The House passed a bill last week to hike the federal minimum wage to $15 per hour. The Democratic-held chamber passed the plan in a 231-199 vote. Six Democrats opposed it; three Republicans supported it.
The measure would gradually hike the U.S. pay floor to $15 by 2025, then index further hikes to median wage growth. It would also phase out lower minimum wage paid to tipped workers.
House Democrats view the legislation as a core piece of their agenda to boost pay and economic growth. As President Donald Trump runs for reelection in 2020, the party argues strong economic growth and a roaring stock market have not done enough to lift the workers who most need relief.
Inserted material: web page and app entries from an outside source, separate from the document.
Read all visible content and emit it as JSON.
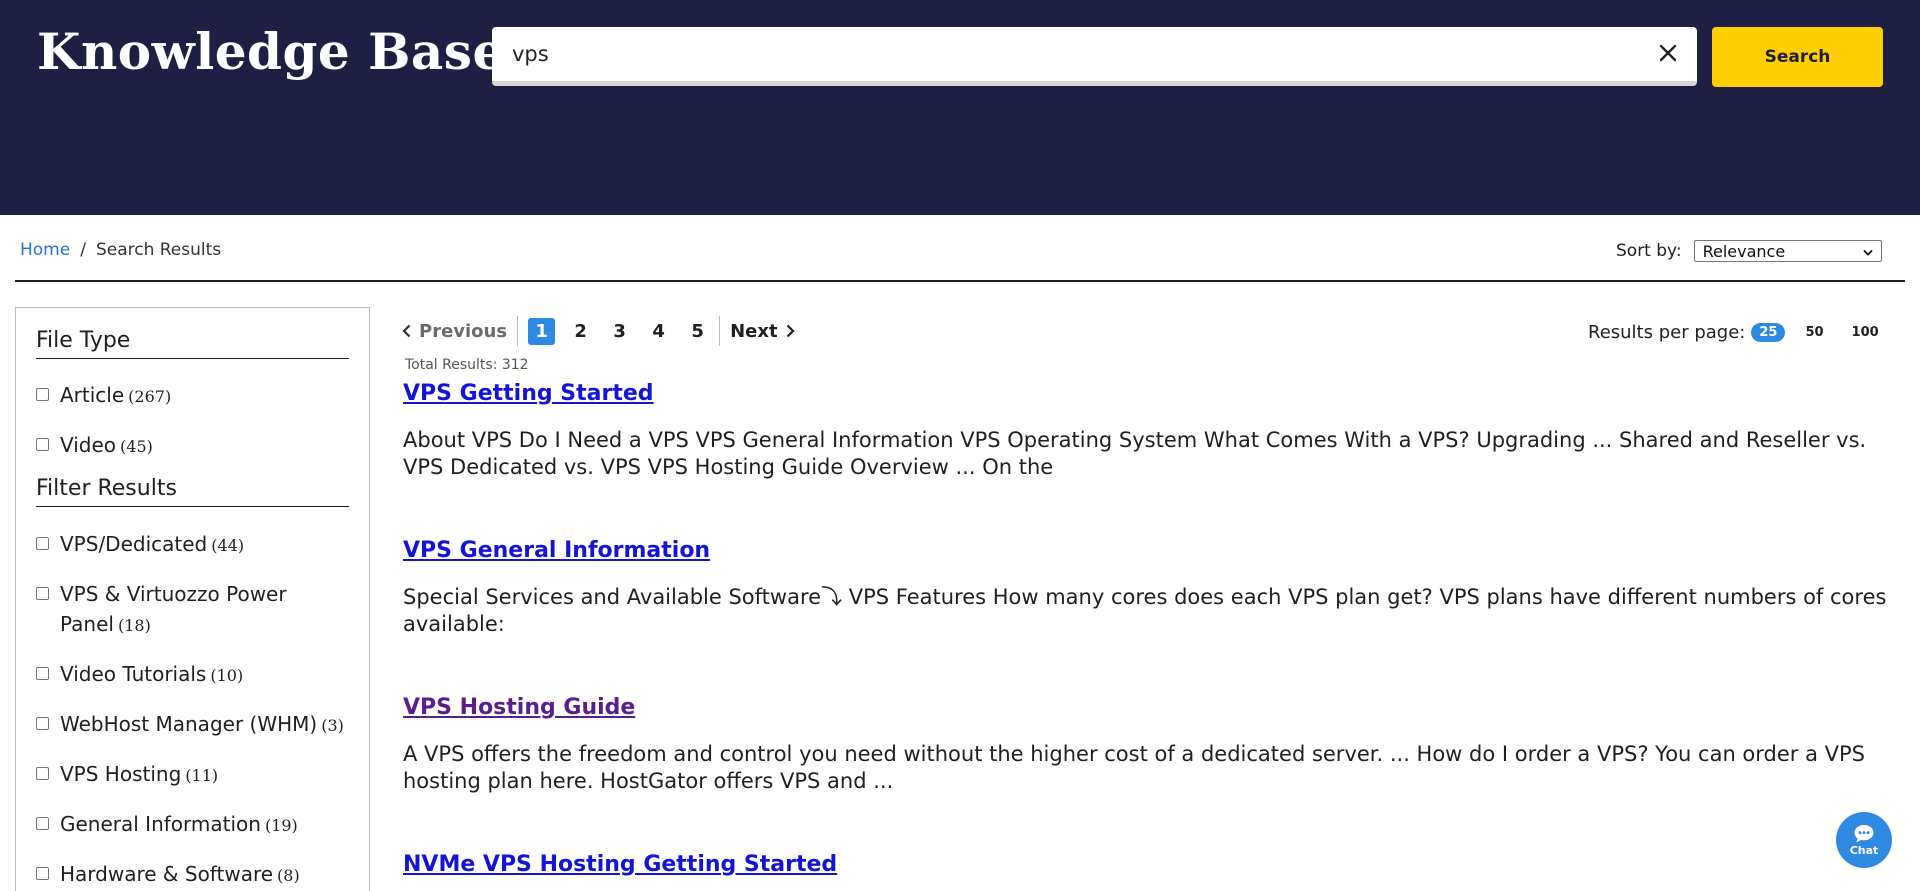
{
  "header": {
    "title": "Knowledge Base",
    "search_value": "vps",
    "search_button": "Search"
  },
  "breadcrumb": {
    "home": "Home",
    "separator": "/",
    "current": "Search Results"
  },
  "sort": {
    "label": "Sort by:",
    "selected": "Relevance"
  },
  "sidebar": {
    "file_type_heading": "File Type",
    "file_types": [
      {
        "label": "Article",
        "count": "(267)"
      },
      {
        "label": "Video",
        "count": "(45)"
      }
    ],
    "filter_heading": "Filter Results",
    "filters": [
      {
        "label": "VPS/Dedicated",
        "count": "(44)"
      },
      {
        "label": "VPS & Virtuozzo Power Panel",
        "count": "(18)"
      },
      {
        "label": "Video Tutorials",
        "count": "(10)"
      },
      {
        "label": "WebHost Manager (WHM)",
        "count": "(3)"
      },
      {
        "label": "VPS Hosting",
        "count": "(11)"
      },
      {
        "label": "General Information",
        "count": "(19)"
      },
      {
        "label": "Hardware & Software",
        "count": "(8)"
      }
    ]
  },
  "pagination": {
    "previous": "Previous",
    "pages": [
      "1",
      "2",
      "3",
      "4",
      "5"
    ],
    "current_page": "1",
    "next": "Next",
    "total": "Total Results: 312"
  },
  "results_per_page": {
    "label": "Results per page:",
    "options": [
      "25",
      "50",
      "100"
    ],
    "selected": "25"
  },
  "results": [
    {
      "title": "VPS Getting Started",
      "snippet": "About VPS Do I Need a VPS VPS General Information VPS Operating System What Comes With a VPS? Upgrading ... Shared and Reseller vs. VPS Dedicated vs. VPS VPS Hosting Guide Overview ... On the"
    },
    {
      "title": "VPS General Information",
      "snippet": "Special Services and Available Software⤵ VPS Features How many cores does each VPS plan get? VPS plans have different numbers of cores available:"
    },
    {
      "title": "VPS Hosting Guide",
      "snippet": "A VPS offers the freedom and control you need without the higher cost of a dedicated server. ... How do I order a VPS? You can order a VPS hosting plan here. HostGator offers VPS and ..."
    },
    {
      "title": "NVMe VPS Hosting Getting Started",
      "snippet": ""
    }
  ],
  "chat": {
    "label": "Chat"
  },
  "colors": {
    "header_bg": "#1f1f43",
    "search_button": "#ffcf00",
    "accent_blue": "#2d8ae0",
    "link": "#1414d8",
    "visited_link": "#5a1e8c"
  }
}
Congress last raised the federal minimum wage to $7.25 per hour about a decade ago. Now, 29 states and Washington, D.C., have higher pay floors than the U.S., while seven states have approved $15 per hour minimum wages.
The bill has little chance of becoming law before next November’s election. Senate Majority Leader Mitch McConnell has no plans to bring the legislation up in his chamber. He told Fox Business Network that it would “depress the economy at a time of economic boom,” adding, “we’re not going to be doing that in the Senate.”
The White House also warned this week that Trump would veto the measure if it came to his desk.
In a statement, National Federation of Independent Business President and CEO Juanita Duggan called the bill a “devastating blow to small business.”